▶ [ACTION ITEM]: Write out all the records exactly, and keep any images out.

+++ DATA EXTRACT +++

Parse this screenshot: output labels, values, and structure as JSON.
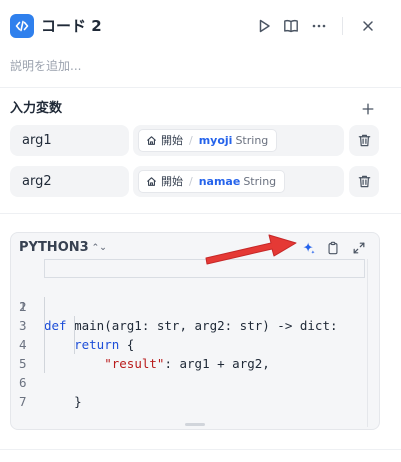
{
  "header": {
    "title": "コード 2",
    "icons": [
      "code-icon",
      "play-icon",
      "book-open-icon",
      "more-icon",
      "close-icon"
    ]
  },
  "description": {
    "placeholder": "説明を追加..."
  },
  "inputs": {
    "title": "入力変数",
    "items": [
      {
        "name": "arg1",
        "node": "開始",
        "variable": "myoji",
        "type": "String"
      },
      {
        "name": "arg2",
        "node": "開始",
        "variable": "namae",
        "type": "String"
      }
    ]
  },
  "code": {
    "language": "PYTHON3",
    "line_numbers": [
      "1",
      "2",
      "3",
      "4",
      "5",
      "6",
      "7"
    ],
    "lines": [
      "",
      "def main(arg1: str, arg2: str) -> dict:",
      "    return {",
      "        \"result\": arg1 + arg2,",
      "",
      "    }",
      ""
    ]
  },
  "colors": {
    "accent": "#2f80ed",
    "variable": "#2563eb",
    "annotation_arrow": "#e53935"
  }
}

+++

▶ [SOLUTION FOR THIS EXERCISE]:
Parse this screenshot: output labels, values, and structure as JSON.
{
  "header": {
    "title": "コード 2",
    "icons": [
      "code-icon",
      "play-icon",
      "book-open-icon",
      "more-icon",
      "close-icon"
    ]
  },
  "description": {
    "placeholder": "説明を追加..."
  },
  "inputs": {
    "title": "入力変数",
    "items": [
      {
        "name": "arg1",
        "node": "開始",
        "variable": "myoji",
        "type": "String"
      },
      {
        "name": "arg2",
        "node": "開始",
        "variable": "namae",
        "type": "String"
      }
    ]
  },
  "code": {
    "language": "PYTHON3",
    "line_numbers": [
      "1",
      "2",
      "3",
      "4",
      "5",
      "6",
      "7"
    ],
    "lines": [
      "",
      "def main(arg1: str, arg2: str) -> dict:",
      "    return {",
      "        \"result\": arg1 + arg2,",
      "",
      "    }",
      ""
    ]
  },
  "colors": {
    "accent": "#2f80ed",
    "variable": "#2563eb",
    "annotation_arrow": "#e53935"
  }
}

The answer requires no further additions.